What you should do.
Please state how many lines below include the word "then"; the reply should be the number only.
:: Available data
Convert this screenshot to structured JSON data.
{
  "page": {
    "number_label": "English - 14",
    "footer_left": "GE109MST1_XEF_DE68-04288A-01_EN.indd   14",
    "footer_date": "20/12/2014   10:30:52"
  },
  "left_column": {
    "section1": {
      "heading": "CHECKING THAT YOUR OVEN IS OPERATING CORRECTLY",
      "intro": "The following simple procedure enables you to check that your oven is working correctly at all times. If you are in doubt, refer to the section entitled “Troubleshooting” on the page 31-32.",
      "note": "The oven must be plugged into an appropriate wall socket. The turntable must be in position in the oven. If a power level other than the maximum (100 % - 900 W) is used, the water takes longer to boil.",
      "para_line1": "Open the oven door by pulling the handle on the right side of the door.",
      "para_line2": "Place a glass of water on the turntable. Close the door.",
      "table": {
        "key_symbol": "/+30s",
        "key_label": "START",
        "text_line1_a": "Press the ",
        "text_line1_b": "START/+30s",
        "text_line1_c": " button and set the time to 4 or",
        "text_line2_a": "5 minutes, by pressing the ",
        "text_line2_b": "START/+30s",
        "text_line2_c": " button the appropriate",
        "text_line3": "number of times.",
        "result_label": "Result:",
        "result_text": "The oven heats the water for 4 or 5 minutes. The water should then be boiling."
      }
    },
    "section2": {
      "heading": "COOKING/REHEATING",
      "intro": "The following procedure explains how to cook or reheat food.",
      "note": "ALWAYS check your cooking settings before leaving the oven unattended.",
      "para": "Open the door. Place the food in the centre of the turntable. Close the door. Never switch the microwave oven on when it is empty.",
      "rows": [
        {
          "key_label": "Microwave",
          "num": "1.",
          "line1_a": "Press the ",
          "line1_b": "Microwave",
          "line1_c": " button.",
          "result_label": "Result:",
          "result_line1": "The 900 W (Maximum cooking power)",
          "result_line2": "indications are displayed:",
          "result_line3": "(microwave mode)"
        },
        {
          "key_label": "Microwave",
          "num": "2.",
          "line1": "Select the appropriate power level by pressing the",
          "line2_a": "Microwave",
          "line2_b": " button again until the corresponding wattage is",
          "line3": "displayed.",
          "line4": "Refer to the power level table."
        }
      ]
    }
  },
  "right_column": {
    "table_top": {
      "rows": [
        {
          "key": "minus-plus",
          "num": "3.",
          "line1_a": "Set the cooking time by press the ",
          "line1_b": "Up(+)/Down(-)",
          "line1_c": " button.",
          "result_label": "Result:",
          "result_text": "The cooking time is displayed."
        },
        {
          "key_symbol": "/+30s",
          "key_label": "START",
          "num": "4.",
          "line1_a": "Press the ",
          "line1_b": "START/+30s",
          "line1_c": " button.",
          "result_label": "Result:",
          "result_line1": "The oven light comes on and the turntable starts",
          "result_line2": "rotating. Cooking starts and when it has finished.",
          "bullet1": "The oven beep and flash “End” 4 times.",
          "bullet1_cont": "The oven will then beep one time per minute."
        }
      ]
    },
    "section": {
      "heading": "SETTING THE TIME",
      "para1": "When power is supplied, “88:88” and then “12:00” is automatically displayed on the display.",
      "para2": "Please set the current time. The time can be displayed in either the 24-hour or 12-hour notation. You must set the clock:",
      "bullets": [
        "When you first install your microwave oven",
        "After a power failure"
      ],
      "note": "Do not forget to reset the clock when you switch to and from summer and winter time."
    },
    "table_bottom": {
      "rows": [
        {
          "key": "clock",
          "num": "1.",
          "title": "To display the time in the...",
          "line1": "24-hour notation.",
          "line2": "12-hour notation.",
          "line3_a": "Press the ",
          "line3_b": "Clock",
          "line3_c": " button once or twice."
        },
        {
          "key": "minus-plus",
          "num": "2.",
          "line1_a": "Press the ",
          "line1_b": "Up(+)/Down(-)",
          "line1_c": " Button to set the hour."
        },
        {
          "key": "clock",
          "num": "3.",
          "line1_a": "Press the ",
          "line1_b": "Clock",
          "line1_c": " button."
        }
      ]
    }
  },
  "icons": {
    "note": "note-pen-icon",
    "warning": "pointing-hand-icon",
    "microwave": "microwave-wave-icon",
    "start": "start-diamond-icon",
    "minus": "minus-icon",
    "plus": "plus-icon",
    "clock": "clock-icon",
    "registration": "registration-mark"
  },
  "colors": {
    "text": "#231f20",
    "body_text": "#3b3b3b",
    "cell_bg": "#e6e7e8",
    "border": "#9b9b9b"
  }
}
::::
Exercise response.
3